Grady Little, manager, Los Angeles Dodgers and Eric Wedge, manager, Cleveland Indians
Double whammy of STYLE! Good old Grady Little looks like Miami Vice gone elderly, with his shrimp-pink shirt under grandfatherly pale gray jacket. Eric Wedge looks like Jack Nicholson in The Shining. I'm not sure what kind of look he was going for with the all black deal, but whatever it was, it's wholly neutralized by his slicked-up hair styling and homocidal grin. Grady, we know you aren't one to move very fast, so you'd better get a running start now while you still can.
Manny Acta, manager, Washington Nationals
The black-on-black gridded shirt over a black tshirt... the bald head... the giant neck... Manny Acta is mere steps away from being an actual bouncer at a nightclub. It's possible that this is actually a useful vibe to put out if you're dealing with baseball players up close and personal for a whole season; perhaps they respond better to this sort of thing than to a manager.
Brian Sabean, general manager, San Francisco Giants

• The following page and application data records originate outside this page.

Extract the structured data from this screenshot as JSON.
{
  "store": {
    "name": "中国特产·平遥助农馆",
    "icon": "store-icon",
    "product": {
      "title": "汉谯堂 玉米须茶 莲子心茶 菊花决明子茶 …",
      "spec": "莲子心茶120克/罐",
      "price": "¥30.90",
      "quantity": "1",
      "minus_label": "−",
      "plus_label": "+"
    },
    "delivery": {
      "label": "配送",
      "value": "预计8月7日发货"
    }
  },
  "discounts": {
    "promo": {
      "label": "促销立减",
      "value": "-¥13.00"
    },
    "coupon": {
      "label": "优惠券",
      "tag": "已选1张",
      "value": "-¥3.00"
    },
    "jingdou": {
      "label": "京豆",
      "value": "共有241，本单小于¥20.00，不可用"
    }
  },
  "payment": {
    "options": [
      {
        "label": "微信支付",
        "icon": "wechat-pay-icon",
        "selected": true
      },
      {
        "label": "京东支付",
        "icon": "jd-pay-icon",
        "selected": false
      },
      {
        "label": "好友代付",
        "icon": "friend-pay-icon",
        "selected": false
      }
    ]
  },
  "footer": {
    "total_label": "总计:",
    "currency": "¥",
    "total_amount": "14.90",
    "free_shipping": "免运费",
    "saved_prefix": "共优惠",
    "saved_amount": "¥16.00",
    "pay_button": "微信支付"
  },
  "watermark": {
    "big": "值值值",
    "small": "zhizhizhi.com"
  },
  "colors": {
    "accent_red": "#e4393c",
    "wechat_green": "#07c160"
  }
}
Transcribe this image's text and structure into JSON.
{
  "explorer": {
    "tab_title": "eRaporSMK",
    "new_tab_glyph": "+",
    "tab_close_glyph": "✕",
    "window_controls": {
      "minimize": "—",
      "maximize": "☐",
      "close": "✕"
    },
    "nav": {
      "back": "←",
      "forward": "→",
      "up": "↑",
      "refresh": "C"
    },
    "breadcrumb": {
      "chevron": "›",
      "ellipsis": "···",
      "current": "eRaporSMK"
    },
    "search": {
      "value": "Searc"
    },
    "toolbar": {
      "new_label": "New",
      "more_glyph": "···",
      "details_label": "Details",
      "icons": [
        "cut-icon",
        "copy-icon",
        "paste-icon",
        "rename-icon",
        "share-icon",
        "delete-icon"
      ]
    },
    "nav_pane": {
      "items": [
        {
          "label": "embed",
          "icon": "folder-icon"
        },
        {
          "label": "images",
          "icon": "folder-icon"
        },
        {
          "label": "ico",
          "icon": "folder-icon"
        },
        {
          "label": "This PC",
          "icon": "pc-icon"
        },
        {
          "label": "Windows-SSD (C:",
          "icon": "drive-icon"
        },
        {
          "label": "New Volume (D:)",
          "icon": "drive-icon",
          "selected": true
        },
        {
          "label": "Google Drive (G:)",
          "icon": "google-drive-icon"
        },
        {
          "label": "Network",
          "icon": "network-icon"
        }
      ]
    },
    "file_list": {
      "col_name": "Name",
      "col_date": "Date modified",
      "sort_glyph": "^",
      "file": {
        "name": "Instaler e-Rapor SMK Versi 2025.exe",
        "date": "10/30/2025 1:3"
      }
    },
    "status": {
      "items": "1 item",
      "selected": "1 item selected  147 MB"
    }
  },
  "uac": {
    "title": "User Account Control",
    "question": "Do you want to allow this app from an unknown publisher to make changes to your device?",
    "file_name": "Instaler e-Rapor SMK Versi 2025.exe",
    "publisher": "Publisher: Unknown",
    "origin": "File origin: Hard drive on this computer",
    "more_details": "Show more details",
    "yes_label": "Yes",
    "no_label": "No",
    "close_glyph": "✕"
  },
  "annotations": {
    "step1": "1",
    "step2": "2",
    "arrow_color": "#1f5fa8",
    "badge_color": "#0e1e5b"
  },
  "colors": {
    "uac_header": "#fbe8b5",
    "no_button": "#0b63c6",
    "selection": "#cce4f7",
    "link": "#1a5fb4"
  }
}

Here is a very simple way to know when something's wrong with a shirt, gentlemen. Look at the shirt. Think to youself, "Would Roger Clemens wear it?" If the answer is yes, don't wear the shirt.
If Sabes had looked at himself in the mirror before leaving his hotel room, he would have realized that Roger Clemens would wear this shirt (seriously, is that a Greek square spiral pattern down the centers of those inexplicable white chunks? seriously?), and we could have avoided all this.
Kenny Williams, general manager, Chicago White Sox and Jerry Reinsdorf, owner, Chicago White Sox
This is one of my favorites. Kenny Williams is wearing a tolerable color (it's a little bright, but they are in Florida) that's ruined by the weird satiny cowboy-style embroidery down the front of the shirt. It actually looks better in this photo than it is, because he's standing next to Reinsdorf, who looks senile, or at least like he allowed a senile buddy of his to dress him for the day. He appears to be wearing a shell jacket. From the 80s. Along the lines of something like this. Chicago fans can be thankful that it's in White Sox colors instead of, say, lime green, but that's about all anyone can appreciate in this little number.
It also looks like Brewers manager Ned Yost showed up wearing the same shirt as Reinsdorf. Awkward!
Jim Leyland, manager, Detroit Tigers
I love him to pieces, but this lurid floral pattern on this curiously formal cut of shirt really does not work well on anyone, up to and including Jim Leyland. It doesn't help that he's got his hands going down the front of his pants (next time, ask your wife to get you some pants with pockets, Jim), but it's really the shirt that leads to laughter.
I dunno, Leyland just looks weird wearing anything other than a baseball uniform anyways... perhaps he was trying to have a little fun with it. Who can fathom the workings of his genius mind? Certainly not us mere mortals.
Labels: baseball, humor, MLB, offseason, winter meetings